Kamala Harris Has a Plan to Close the 'Gender Pay Gap'—and It's Completely Unworkable
Is there really a significant gap between what men and women earn? Democratic presidential candidate Senator Kamala Harris thinks so and she has a plan to fix it.
Harris’ plan, which broadly mandates that companies prove they aren’t discriminating against women, proposes to fine corporations that don’t close their pay gaps between women and men — with the proceeds going toward building out universal paid family and medical leave.
Several studies have shown that women earn less than men, with the gap larger for Latinas and black women. Harris previewed the plan at a Sunday rally in Los Angeles, taking aim at the pay gap. “This has got to end!” she said.
The problems with this proposal begin with definitions. What is "equal pay" anyway? Even more problematic, what defines "equal pay for equal work"?
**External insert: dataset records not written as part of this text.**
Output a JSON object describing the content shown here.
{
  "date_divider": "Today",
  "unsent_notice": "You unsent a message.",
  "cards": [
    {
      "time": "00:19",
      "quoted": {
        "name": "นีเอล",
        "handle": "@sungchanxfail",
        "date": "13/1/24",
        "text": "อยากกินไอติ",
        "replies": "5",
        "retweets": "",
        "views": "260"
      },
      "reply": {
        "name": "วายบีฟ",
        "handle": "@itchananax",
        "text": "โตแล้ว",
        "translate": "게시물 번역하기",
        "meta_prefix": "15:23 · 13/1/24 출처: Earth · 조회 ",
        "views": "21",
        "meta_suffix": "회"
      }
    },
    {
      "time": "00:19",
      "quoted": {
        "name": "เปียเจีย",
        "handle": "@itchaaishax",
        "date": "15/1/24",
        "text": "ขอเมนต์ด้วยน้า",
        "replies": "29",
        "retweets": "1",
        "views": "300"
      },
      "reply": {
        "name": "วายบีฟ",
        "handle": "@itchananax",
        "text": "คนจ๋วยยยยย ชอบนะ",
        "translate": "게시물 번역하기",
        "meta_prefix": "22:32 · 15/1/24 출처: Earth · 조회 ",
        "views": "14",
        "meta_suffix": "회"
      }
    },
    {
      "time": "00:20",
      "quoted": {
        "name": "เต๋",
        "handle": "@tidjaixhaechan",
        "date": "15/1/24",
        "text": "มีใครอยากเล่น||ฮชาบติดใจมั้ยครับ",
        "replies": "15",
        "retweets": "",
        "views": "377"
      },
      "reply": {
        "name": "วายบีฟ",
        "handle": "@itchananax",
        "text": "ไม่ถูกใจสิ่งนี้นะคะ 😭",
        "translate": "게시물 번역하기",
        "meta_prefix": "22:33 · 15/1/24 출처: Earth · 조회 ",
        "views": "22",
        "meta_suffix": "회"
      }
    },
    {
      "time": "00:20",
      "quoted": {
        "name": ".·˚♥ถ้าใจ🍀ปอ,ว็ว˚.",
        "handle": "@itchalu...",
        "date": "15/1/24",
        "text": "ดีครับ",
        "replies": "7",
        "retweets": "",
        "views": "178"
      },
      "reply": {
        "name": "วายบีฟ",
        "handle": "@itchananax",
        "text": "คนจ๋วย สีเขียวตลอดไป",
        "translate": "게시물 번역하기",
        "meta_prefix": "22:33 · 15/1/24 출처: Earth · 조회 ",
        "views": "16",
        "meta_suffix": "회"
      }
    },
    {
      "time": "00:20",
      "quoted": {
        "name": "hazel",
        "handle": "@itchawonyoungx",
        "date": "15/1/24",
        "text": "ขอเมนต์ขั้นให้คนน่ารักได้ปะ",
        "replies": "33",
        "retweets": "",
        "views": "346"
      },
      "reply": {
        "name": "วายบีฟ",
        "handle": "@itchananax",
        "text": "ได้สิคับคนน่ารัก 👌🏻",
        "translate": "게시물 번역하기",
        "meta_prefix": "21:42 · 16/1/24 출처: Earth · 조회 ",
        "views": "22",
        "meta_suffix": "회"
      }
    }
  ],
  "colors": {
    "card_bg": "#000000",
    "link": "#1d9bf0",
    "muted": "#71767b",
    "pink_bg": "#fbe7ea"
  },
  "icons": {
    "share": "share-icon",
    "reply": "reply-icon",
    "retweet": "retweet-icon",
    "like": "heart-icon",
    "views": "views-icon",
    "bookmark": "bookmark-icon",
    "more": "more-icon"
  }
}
Government tries to assign numerical values to specific jobs to measure gender discrimination. But each company is different, and trying to use numbers to define value would appear to be a futile undertaking.
This isn't stopping Harris, who wants to overhaul anti-discrimination laws and turn the system into a cash cow to fund pet Democratic social programs, including universal paid family and medical leave:
Companies would be fined 1 percent of their average daily profits for every 1 percent of wage gap during the last fiscal year, after accounting for differences in job titles, experience and performance. It would generate an estimated $180 billion over a decade.
It gets worse:
Companies would also need to report the percentage of women in high-ranking leadership roles, and the percentage who are among their highest paid. “They will also be required to report the overall pay and total compensation gap that exists between men and women, regardless of job titles, experience, and performance,” the plan states. “These statistics will be reported by employees’ race and ethnicity.”
Set aside the monumental paperwork burden that the law's reporting requirements would place on American business. As a practical exercise in governance, the law is unfair and unworkable. But then, this is not a serious proposal. It's directed at a specific Democratic constituency: young, college-educated, single women. And while it won't get through Congress, it's another indication of how radical this field of Democratic presidential candidates can be and the continuing leftward drift of a party that has fallen out of the mainstream.